Next at the #2020GunSafety forum in Las Vegas: Former HUD Secretary Julián Castro. He comes out of the gate with ideas about better tracking ammunition, and making it more expensive/difficult to get.

October 2, 2019


Next up at the #2020GunSafety forum: former Senator Cory Booker.

Off tops is speaking on his personal connection gun violence as a Newark resident.

“People in certain communities are living in war zones.”

October 2, 2019


Next candidate in stage at #2020GunSafety is Senator Elizabeth Warren. Immediately calls out Mitch McConnell for holding up movement on federal gun legislation

October 2, 2019

House Speaker Nancy Pelosi and Congressman Adam Schiff, the chairman of the House intelligence committee, delivered a stern warning to the White House: attempts to “stonewall” the impeachment inquiry “will be considered further evidence of obstruction of justice”.

“We’re not fooling around here,” Schiff said, speaking at an unusually crowded press conference.

Pelosi said Trump’s threats against the whistleblower and officials who spoke with the whistleblower are “dangerous”.

The whistleblower has the right under statue to remain anonymous and we will do everything in our power to make sure that that whistleblower is protected,” Schiff said.

He said Trump’s attacks were engaging in “a blatant effort to intimidate witnesses, it’s an incitement of violence. I would hope that we’re starting to see members of both parties speaking out against attacking this Whistleblower and others that have pertinent information.”

“The president probably doesn’t realize how dangerous his statement is,” Pelosi added.

Schiff outlined the actions taken by the three key committees leading the impeachment inquiry. He said the chairman expect Rudy Giuliani to comply with the subpoena they issued on Monday. He said they are “deeply concerned about Secretary Pompeo’s effort now to potentially interfere with witnesses whose testimony is needed before our committee.”

Congressman Elijah Cummings, the chairman of the Oversight and Reform Committee, notified the panel on Wednesday of his intention to subpoena the White House if it did not comply by Friday with a request for documents related to Trump’s efforts to pressure Ukrianian leaders to investigate Biden.

“I do not take this step lightly,” Cummings said in a statement. “Over the past several weeks, the committees tried several times to obtain voluntary compliance with our requests for documents, but the White House has refused to engage with — or even respond to — the committees.”

Kurt Volker, the former US special envoy to Ukraine, who resigned from his post last week, is due to appear before the committee on Thursday.

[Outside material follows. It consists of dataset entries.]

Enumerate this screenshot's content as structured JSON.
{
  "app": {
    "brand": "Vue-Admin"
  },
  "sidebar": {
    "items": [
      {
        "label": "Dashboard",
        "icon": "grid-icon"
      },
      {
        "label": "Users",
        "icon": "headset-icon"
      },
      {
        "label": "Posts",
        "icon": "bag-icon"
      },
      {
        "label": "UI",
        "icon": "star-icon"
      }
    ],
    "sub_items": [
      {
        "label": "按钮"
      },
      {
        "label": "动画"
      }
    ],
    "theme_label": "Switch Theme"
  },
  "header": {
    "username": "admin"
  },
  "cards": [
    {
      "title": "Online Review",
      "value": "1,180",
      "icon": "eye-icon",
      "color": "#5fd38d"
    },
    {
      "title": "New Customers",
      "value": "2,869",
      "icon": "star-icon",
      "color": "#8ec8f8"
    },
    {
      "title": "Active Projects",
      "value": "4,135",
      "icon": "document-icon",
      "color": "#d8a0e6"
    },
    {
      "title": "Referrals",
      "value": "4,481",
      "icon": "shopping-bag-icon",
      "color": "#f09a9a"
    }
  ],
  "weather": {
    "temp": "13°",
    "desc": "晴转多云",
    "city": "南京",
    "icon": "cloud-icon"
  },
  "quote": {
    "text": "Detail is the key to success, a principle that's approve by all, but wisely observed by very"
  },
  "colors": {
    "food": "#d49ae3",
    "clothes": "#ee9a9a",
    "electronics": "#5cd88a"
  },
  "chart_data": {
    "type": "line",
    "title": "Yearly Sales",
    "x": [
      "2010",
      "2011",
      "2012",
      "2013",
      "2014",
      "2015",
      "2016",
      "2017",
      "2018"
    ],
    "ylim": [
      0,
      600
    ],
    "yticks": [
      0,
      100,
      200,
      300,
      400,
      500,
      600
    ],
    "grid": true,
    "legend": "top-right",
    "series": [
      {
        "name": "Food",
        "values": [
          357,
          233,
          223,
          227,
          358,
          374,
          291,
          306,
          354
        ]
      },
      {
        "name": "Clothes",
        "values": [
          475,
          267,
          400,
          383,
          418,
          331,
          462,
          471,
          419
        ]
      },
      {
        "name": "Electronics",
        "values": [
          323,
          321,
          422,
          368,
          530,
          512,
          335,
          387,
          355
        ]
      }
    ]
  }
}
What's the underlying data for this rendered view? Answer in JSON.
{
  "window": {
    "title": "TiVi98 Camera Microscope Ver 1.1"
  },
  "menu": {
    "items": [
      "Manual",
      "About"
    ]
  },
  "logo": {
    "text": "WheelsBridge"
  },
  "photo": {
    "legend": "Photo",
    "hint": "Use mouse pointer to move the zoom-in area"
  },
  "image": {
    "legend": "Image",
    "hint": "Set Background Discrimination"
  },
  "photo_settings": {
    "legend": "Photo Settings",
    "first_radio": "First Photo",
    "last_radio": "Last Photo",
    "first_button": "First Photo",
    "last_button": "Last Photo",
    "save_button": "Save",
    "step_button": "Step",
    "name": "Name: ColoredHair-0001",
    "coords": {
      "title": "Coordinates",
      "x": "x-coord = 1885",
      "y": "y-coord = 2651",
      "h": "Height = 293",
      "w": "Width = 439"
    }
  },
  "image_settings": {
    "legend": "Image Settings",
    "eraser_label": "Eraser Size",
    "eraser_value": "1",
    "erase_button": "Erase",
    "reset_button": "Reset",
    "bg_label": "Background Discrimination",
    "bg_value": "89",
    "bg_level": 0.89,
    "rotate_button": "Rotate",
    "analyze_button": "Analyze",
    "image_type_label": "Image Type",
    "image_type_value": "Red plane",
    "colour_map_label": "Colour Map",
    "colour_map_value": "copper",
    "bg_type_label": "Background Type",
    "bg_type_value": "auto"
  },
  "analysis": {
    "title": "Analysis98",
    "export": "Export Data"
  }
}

Next week, Marie Yovanovitch, the former US ambassador to Ukraine who was ousted from her post in May, will also sit for a joint deposition with the committees.

“We’re very busy,” Schiff said. “We are proceeding deliberately but at the same time we feel a real sense of urgency here.”

Both defended the inquiry against attacks by Republicans, some of who have conceded that it was problematic but does not amount to impeachment.

Pelosi said Trump’s behavior on the call, which Democrats allege amounts to an attempt by a president to solicit foreign intervention in a US election, is “absolutely” serious enough to be an impeachable offense. She says he undermined national security, his oath of office and the US Constitution.

“It’s hard to imagine a set of circumstances that would have alarmed the Founders more than what’s on that call,” Schiff said. “It’s hard to imagine a more corrupt course of conduct.”